* _What the task asks_:
Every line holding the string "share" is to be copied from the entries below.

* _Working data_:
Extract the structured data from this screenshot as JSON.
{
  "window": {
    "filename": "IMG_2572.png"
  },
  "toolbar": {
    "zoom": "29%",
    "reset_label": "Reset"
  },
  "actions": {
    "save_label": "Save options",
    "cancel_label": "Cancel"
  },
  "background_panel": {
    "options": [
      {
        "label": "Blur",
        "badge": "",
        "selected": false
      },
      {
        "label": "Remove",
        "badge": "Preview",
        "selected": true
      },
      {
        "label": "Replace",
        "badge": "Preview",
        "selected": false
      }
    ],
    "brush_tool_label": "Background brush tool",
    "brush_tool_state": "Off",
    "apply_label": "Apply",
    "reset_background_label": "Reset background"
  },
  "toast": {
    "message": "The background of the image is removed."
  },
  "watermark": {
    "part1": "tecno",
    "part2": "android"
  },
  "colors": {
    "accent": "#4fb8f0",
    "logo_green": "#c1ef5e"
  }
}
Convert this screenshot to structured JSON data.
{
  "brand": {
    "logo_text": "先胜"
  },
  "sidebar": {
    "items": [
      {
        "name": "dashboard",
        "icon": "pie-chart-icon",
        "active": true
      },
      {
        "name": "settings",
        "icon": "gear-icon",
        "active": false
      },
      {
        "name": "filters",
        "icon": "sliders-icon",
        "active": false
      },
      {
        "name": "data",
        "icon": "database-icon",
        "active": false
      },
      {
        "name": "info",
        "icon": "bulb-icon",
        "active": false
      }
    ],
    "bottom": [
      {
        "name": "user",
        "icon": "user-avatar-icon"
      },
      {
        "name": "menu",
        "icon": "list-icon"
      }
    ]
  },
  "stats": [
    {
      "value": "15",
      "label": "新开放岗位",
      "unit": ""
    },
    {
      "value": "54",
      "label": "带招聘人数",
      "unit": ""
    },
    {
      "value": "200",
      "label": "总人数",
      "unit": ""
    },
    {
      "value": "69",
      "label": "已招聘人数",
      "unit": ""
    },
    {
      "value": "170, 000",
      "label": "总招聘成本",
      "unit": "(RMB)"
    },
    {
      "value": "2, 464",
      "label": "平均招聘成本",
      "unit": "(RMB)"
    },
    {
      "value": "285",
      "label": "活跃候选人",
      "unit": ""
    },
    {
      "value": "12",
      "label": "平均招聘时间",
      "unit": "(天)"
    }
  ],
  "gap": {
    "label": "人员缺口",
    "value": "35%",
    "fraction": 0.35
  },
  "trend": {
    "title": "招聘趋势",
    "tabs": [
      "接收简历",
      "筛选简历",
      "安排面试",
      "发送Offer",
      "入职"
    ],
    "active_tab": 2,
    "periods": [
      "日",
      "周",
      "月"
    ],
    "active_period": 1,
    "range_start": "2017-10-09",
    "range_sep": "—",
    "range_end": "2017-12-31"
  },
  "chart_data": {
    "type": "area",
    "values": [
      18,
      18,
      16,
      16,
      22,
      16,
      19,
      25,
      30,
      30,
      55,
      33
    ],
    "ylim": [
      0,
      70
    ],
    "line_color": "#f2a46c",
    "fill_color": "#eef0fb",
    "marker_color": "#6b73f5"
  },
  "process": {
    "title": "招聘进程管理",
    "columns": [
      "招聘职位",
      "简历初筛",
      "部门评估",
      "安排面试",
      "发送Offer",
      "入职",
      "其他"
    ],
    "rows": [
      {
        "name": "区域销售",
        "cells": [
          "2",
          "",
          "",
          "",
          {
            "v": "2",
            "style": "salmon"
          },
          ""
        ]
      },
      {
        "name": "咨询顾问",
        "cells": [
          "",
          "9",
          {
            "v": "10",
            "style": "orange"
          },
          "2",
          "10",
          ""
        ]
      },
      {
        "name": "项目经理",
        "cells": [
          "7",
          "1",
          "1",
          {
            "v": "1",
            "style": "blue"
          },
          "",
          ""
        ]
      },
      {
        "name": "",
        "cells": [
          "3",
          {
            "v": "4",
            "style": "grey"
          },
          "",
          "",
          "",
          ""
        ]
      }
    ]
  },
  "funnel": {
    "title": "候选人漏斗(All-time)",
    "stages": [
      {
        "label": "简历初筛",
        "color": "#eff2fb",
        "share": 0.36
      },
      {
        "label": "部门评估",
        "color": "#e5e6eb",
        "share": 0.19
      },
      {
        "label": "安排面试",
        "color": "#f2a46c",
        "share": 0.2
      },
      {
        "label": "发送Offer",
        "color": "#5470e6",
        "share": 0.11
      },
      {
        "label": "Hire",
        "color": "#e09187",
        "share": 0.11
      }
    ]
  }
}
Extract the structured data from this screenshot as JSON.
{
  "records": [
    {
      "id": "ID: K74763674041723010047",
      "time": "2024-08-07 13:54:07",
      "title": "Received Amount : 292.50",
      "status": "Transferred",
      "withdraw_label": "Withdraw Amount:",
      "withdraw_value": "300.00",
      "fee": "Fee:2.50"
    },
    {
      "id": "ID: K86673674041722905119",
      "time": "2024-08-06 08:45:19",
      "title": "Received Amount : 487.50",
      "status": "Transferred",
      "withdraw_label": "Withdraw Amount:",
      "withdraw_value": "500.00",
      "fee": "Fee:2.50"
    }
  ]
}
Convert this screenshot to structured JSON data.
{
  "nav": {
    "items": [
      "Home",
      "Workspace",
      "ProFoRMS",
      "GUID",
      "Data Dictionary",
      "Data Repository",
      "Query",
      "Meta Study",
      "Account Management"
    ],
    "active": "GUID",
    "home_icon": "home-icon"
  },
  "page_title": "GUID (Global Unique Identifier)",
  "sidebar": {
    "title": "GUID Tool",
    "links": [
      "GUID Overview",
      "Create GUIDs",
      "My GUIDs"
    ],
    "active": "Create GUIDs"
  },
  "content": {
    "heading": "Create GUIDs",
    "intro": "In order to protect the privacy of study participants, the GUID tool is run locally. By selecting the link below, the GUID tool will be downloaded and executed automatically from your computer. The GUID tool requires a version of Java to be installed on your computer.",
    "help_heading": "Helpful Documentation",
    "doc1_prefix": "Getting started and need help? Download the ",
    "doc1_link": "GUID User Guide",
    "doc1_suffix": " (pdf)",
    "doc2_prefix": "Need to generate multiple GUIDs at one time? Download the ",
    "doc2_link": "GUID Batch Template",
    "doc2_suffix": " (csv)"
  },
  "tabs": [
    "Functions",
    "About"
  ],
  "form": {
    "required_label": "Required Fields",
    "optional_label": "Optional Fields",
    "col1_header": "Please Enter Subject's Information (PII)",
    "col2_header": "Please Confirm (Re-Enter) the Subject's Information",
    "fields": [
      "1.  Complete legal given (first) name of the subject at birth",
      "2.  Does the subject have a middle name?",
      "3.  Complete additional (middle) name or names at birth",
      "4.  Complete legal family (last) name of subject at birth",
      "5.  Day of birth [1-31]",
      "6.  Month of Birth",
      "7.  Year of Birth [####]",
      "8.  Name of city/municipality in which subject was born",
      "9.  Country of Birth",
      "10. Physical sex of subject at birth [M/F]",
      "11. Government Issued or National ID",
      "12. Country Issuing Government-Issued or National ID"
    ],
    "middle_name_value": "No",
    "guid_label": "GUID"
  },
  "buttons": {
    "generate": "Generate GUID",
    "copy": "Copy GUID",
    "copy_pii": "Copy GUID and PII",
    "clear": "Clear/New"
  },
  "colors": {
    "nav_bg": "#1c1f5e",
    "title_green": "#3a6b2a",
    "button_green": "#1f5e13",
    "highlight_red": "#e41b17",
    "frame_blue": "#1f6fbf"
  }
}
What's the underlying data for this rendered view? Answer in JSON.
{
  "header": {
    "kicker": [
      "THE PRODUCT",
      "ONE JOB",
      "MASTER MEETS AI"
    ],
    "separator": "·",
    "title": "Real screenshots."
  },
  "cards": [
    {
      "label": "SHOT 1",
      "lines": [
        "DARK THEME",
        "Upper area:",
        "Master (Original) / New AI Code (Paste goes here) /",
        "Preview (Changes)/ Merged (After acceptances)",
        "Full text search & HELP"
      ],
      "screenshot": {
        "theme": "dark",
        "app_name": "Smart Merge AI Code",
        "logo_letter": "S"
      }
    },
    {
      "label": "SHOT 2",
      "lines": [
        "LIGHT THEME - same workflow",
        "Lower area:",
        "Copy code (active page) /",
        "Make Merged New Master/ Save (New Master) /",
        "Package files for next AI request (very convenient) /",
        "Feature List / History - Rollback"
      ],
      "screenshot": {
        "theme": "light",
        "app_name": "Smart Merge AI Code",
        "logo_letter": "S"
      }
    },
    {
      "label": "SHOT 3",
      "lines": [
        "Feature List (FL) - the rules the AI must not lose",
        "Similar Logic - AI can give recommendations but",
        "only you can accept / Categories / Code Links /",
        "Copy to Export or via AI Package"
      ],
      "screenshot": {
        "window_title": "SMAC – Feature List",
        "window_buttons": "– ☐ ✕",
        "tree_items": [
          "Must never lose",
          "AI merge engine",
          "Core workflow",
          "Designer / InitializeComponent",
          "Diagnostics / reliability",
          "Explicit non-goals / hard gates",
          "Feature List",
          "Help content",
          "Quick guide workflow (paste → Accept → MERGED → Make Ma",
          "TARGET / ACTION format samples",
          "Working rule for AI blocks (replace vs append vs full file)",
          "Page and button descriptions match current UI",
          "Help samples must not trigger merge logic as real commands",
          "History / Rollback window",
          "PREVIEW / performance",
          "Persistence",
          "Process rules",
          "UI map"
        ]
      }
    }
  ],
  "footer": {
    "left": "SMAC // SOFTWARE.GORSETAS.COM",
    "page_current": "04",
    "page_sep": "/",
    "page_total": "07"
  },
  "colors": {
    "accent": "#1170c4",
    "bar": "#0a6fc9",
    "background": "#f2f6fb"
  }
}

* _Answer area_:
        "share": 0.36
        "share": 0.19
        "share": 0.2
        "share": 0.11
        "share": 0.11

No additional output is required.